In the postface of the No-Stop City monograph, Archizoom member Andrea Branzi retrospectively wrote that Archizoom were working towards ‘an architecture which was no longer an architecture, and objects which were no longer objects (but concepts)’.  The precision given to the annotations in the Gazebo series support Branzi’s claim. They depict objects with iconographic status. In this sense, the series presents us with a collection of symbols, whose details or truths must not be mistaken.
The Spectated Drawing
In theatre, one would ordinarily hide scaffolds and cables. For Archizoom, it seems such details were not to be overlooked.
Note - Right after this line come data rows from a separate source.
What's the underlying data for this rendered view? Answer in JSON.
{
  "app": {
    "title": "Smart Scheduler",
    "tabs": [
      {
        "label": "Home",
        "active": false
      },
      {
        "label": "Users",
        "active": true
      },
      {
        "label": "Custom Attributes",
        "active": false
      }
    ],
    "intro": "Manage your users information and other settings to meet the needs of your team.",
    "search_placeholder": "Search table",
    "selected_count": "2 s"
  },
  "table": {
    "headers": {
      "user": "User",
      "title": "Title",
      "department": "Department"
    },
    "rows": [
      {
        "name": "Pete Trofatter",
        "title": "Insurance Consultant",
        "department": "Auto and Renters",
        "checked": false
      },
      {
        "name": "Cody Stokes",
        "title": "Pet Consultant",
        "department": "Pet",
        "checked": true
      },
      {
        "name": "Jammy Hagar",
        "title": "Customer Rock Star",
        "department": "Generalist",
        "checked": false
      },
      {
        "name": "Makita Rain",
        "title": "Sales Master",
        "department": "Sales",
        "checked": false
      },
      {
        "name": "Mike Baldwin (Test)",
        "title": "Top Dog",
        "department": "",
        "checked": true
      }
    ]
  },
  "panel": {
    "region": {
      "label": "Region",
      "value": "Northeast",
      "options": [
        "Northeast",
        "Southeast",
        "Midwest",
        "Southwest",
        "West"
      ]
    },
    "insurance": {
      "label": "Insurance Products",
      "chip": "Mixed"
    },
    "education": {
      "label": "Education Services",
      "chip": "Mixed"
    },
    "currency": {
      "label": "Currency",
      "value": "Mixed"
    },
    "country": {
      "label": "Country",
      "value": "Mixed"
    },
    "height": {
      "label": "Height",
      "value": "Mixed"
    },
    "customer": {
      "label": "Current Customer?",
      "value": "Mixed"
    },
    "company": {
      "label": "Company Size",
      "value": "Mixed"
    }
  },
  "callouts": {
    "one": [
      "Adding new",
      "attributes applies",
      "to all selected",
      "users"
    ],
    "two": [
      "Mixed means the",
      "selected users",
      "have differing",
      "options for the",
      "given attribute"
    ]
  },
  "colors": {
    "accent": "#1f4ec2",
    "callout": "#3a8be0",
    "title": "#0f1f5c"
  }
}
The image of a chair and the ballasted column shown in Teatro Segreto in Ambiente Domestico for instance, seem to be configured to benefit a singular viewpoint: where their artifice and forgery would not be visible. However, perhaps in reference to Brecht, Archizoom purposefully constructed this drawing from a point that reveals the deceit of both objects.
By using parallel projection Archizoom expose us to each entire space, but in so doing, we are ultimately removed from what we see. Parallel projection was historically used to represent military ground, so that one is able ‘to see the thing whole, distinct, clear’, as written by Massimo Scolari when comparing oblique drawing with perspectival views.  Parallel projection thereby provides an objective overall view, whilst a perspective benefits a singular personal experience. Furthermore, oblique drawings tend to be occupied with ‘the actual space of an object rather than an object in space’.  As such in oblique drawing, the assemblage of particular objects and their legibility tends to deliver the drawings intention rather than their qualitative space.
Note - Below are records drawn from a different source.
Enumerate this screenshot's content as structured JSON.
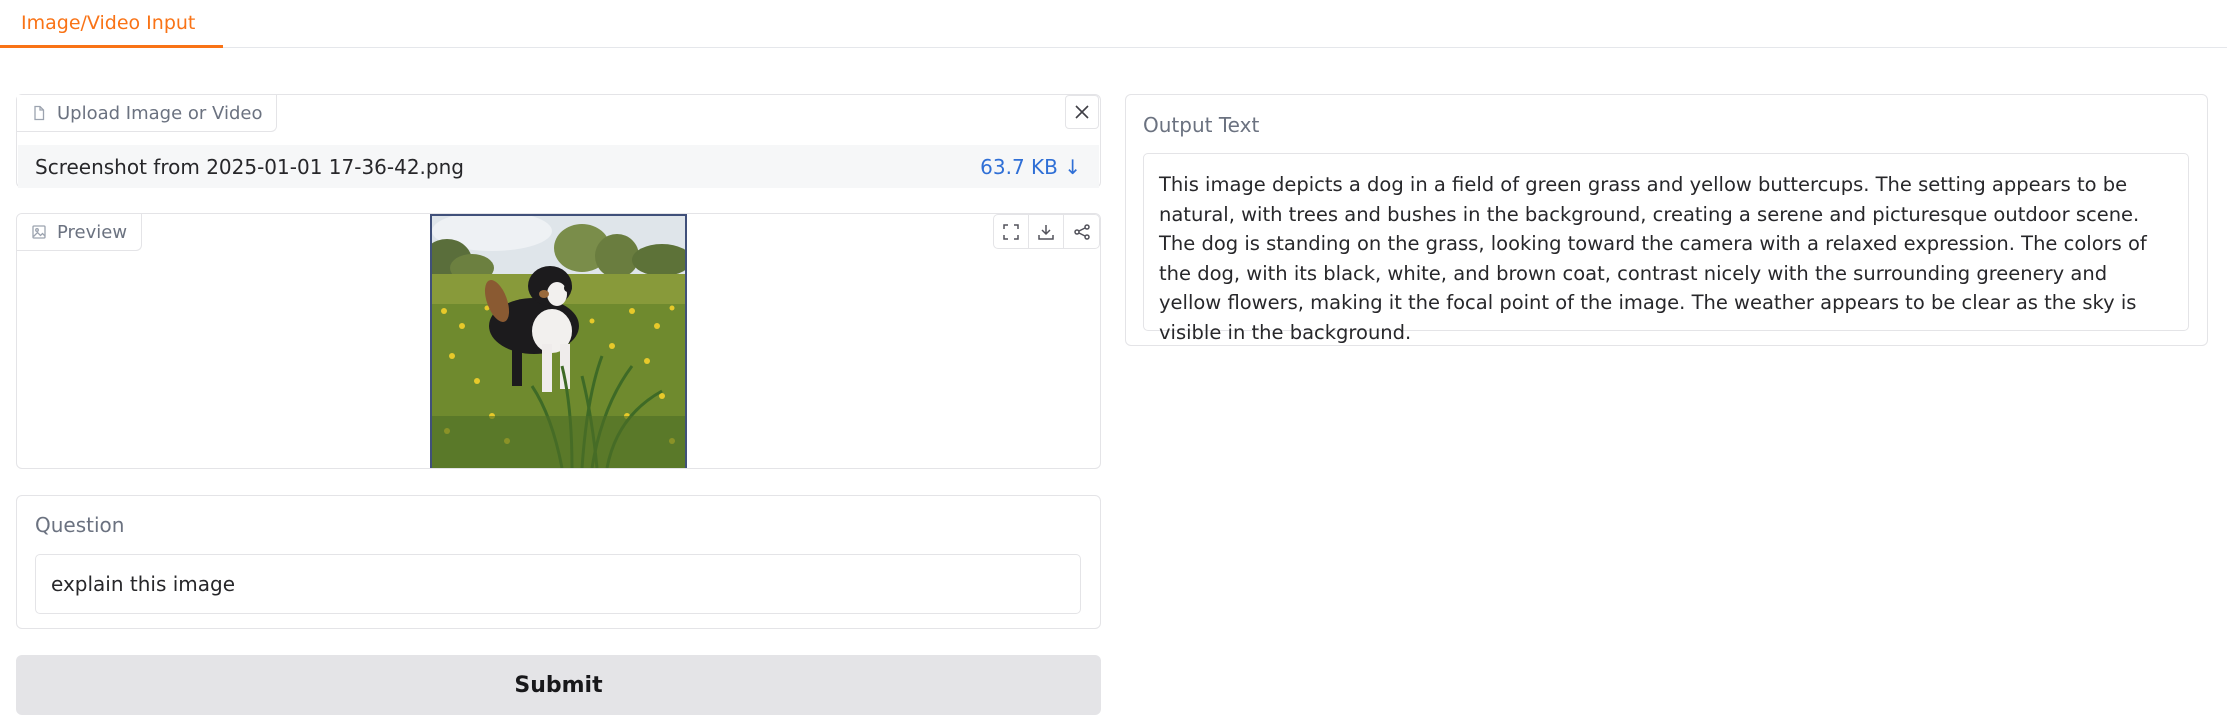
{
  "tabs": [
    {
      "label": "Image/Video Input",
      "active": true
    }
  ],
  "upload": {
    "label": "Upload Image or Video",
    "file_name": "Screenshot from 2025-01-01 17-36-42.png",
    "file_size": "63.7 KB ↓"
  },
  "preview": {
    "label": "Preview",
    "image_subject": "dog in field of green grass and yellow flowers"
  },
  "question": {
    "label": "Question",
    "value": "explain this image"
  },
  "submit": {
    "label": "Submit"
  },
  "output": {
    "label": "Output Text",
    "text": "This image depicts a dog in a field of green grass and yellow buttercups. The setting appears to be natural, with trees and bushes in the background, creating a serene and picturesque outdoor scene. The dog is standing on the grass, looking toward the camera with a relaxed expression. The colors of the dog, with its black, white, and brown coat, contrast nicely with the surrounding greenery and yellow flowers, making it the focal point of the image. The weather appears to be clear as the sky is visible in the background."
  },
  "colors": {
    "accent": "#f97316",
    "link": "#2f6fd6",
    "button_bg": "#e4e4e7"
  }
}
If Archizoom had chosen to draw in perspective, we would have been limited to the confines of each enclosure. The view may have led us to perceive the chair as an actual chair or to admire the fruit. By drawing obliquely, we are denied such experiences. We must consider the fruit bowl entirely and in relation to the neon rainbow. We must question the authenticity of the propped-up column. We must engage with each gazebo, one after the other, as predetermined packages chosen for us by the authors. We must observe the inside and outside of each setting all at once.
Emily Priest is a practicing architectural designer, educator and writer based in London.
This text was entered into the 2020 Drawing Matter Writing Prize. Click here to read the winning texts and more writing that was particularly enjoyed by the prize judges.
- Breatriz Colomina, Clip Stamp, Fold – The Radical Architecture of Little Magazines (Actar Publishers; English ed. Edition, 2010), 102.
- Archizoom, Teatro Impossible, Pianeto Fresco 2-3, March 16, 1968.
- Francesco Marullo, “The Jungle: Freeland Labor, Living Knowledge, and Generic Architecture” (unpublished manuscript, April 24, 2017), typescript. See also, Francesco Marullo (2019) Climatic Universal System, Journal of Architectural Education, 73:2, 168-177, DOI: 10.1080/10464883.2019.1633197.
- Francesco Marullo, “The Jungle” in Work, Body, Leisure, ed. Marina Otero Verzier (Rotterdam: Het Nieuwe Instituut, 2018), 261.
- Andrea Branzi, “Post-Face” in No-Stop City, 155.
- Massimo Scolari, Oblique Drawing: A History of Anti-perspective (Massachusetts: The MIT Press, 2012), 1.
- Scolari, Oblique Drawing: A History of Anti-perspective, 9.